Abstract: The international accounting congresses, which are held every five years, are numbered under the assumption that the first such international gather-ing was the one held in St. Louis in 1904. In this paper, the question is raised whether this 1904 Congress should be called "international". There are reasons to believe that the main objective of the congress was to raise the status of the profession in the United States, and that the slight international involvement was little more than window dressing.
The 1904 Congress of Accountants, held in the United States at St. Louis, Missouri, is usually credited with being the first interna-tional accounting congress. It is certainly treated as the first, from the point of view of numbering subsequent congresses. It is viewed as an important stage in the recognition of the international aspects of accounting.1 There is, however, doubt whether its organizers ever saw it as an important international event, and whether the international aspects of the Congress were more than window dressing for domestic consumption.

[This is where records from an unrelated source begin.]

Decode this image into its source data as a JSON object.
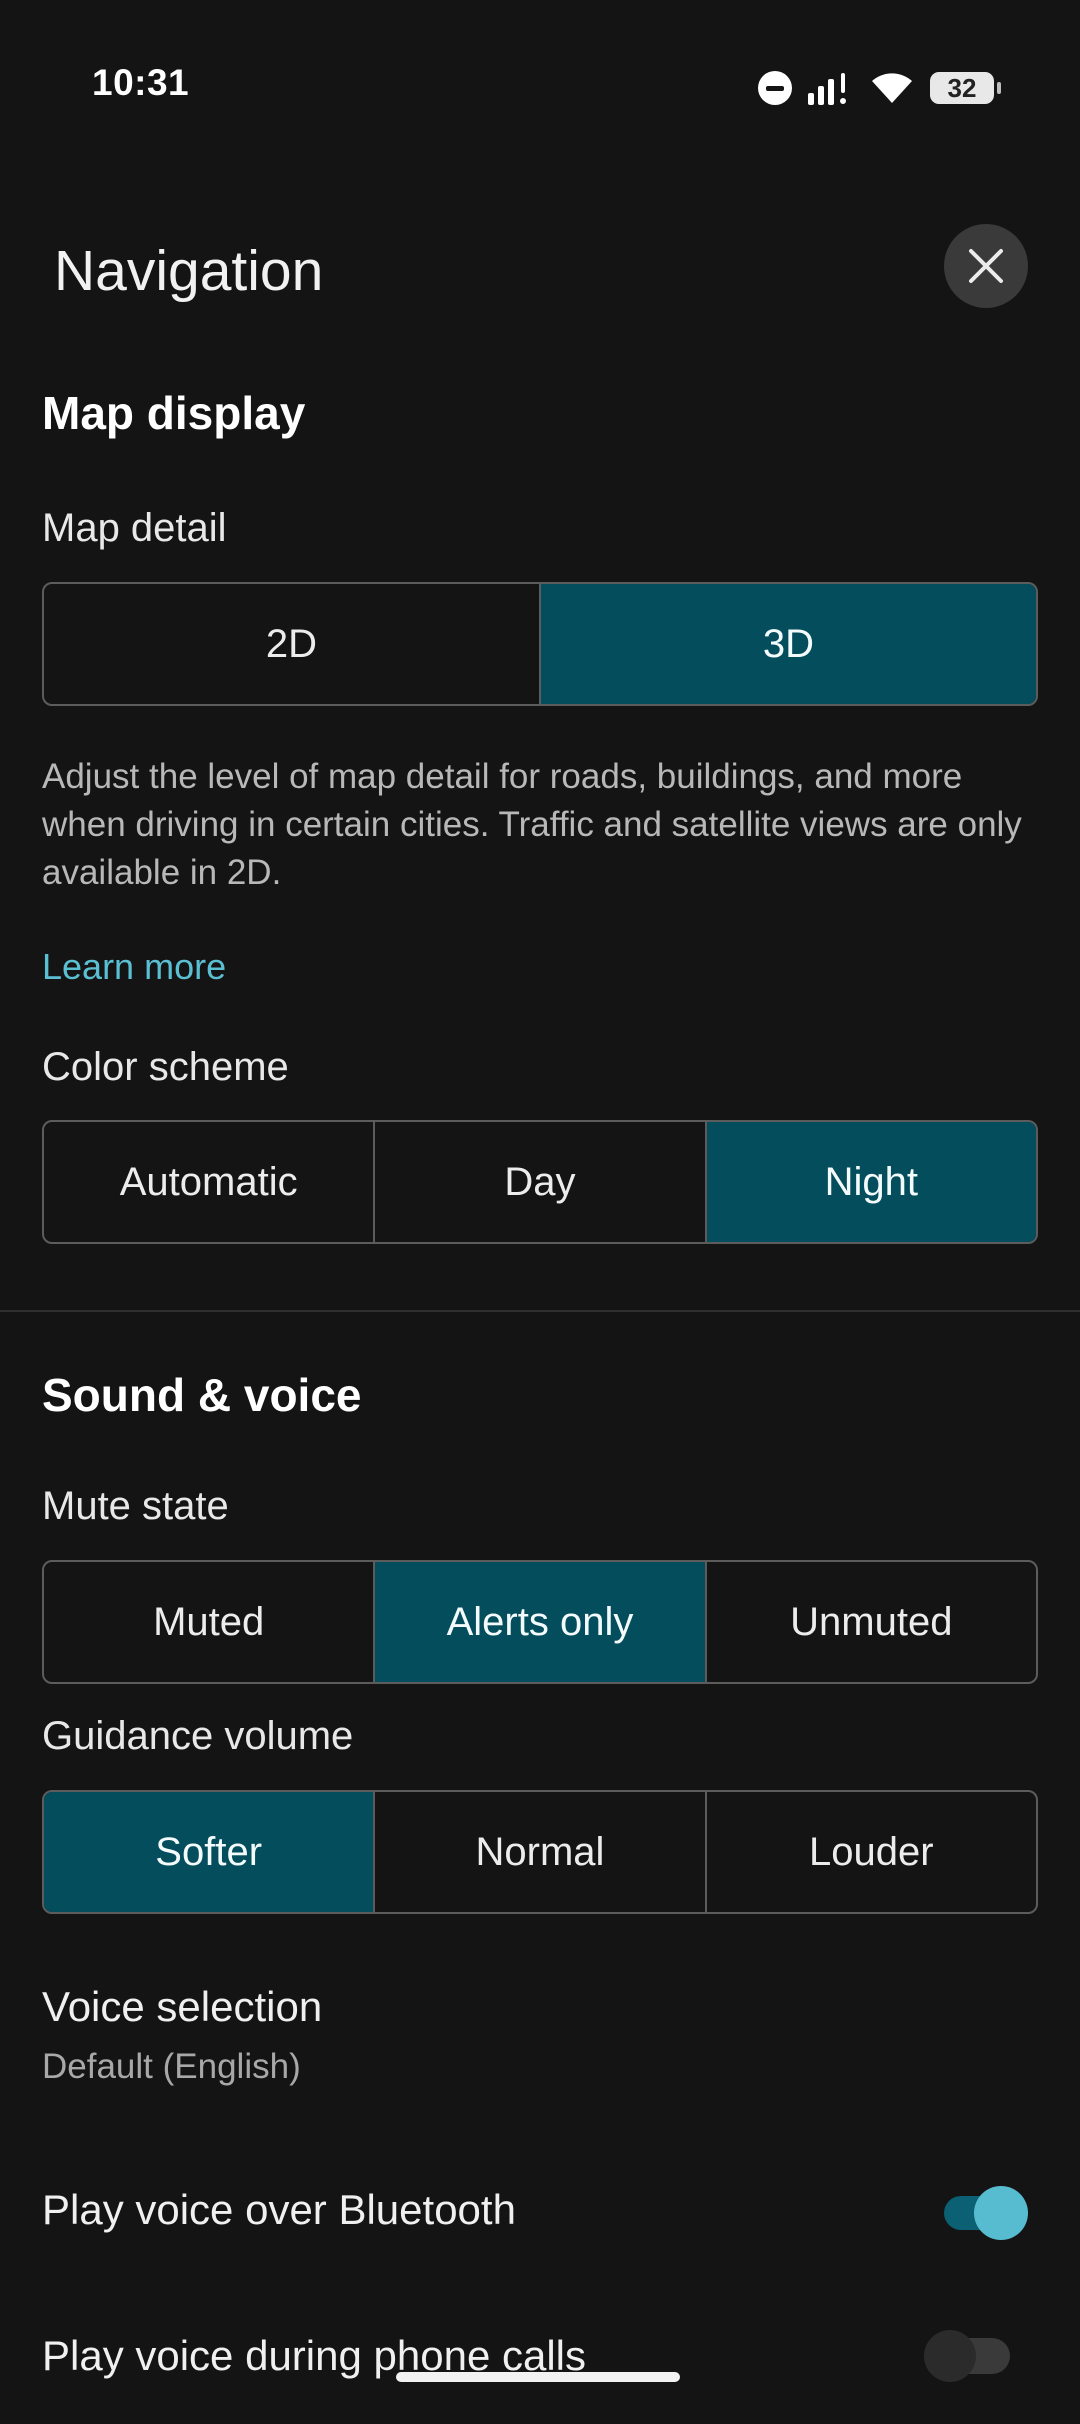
{
  "status_bar": {
    "time": "10:31",
    "battery": "32",
    "icons": [
      "do-not-disturb-icon",
      "signal-icon",
      "wifi-icon",
      "battery-icon"
    ]
  },
  "header": {
    "title": "Navigation",
    "close_icon": "close-icon"
  },
  "map_display": {
    "title": "Map display",
    "map_detail": {
      "label": "Map detail",
      "options": [
        "2D",
        "3D"
      ],
      "selected": "3D"
    },
    "description": "Adjust the level of map detail for roads, buildings, and more when driving in certain cities. Traffic and satellite views are only available in 2D.",
    "learn_more": "Learn more",
    "color_scheme": {
      "label": "Color scheme",
      "options": [
        "Automatic",
        "Day",
        "Night"
      ],
      "selected": "Night"
    }
  },
  "sound_voice": {
    "title": "Sound & voice",
    "mute_state": {
      "label": "Mute state",
      "options": [
        "Muted",
        "Alerts only",
        "Unmuted"
      ],
      "selected": "Alerts only"
    },
    "guidance_volume": {
      "label": "Guidance volume",
      "options": [
        "Softer",
        "Normal",
        "Louder"
      ],
      "selected": "Softer"
    },
    "voice_selection": {
      "title": "Voice selection",
      "value": "Default (English)"
    },
    "bluetooth": {
      "label": "Play voice over Bluetooth",
      "enabled": true
    },
    "phone_calls": {
      "label": "Play voice during phone calls",
      "enabled": false
    }
  },
  "colors": {
    "background": "#141414",
    "selected_segment": "#044d5c",
    "link": "#5bbfd3",
    "toggle_on": "#57bcd0"
  }
}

The public accounting profession in the United States only began to develop at the end of the nineteenth century. The 1904 Congress was organized under the auspices of the Federation of Societies of Public Accountants. This body was founded in 1902 and was far from being the only professional accounting body in the United States at that time. There was considerable competition among the different bodies, and the 1904 Congress was designed to raise the status of the Federation in the United States. An invitation to send representatives, addressed to a few professional bodies in foreign countries, can be seen as an attempt to give the Congress and the Federation added prestige.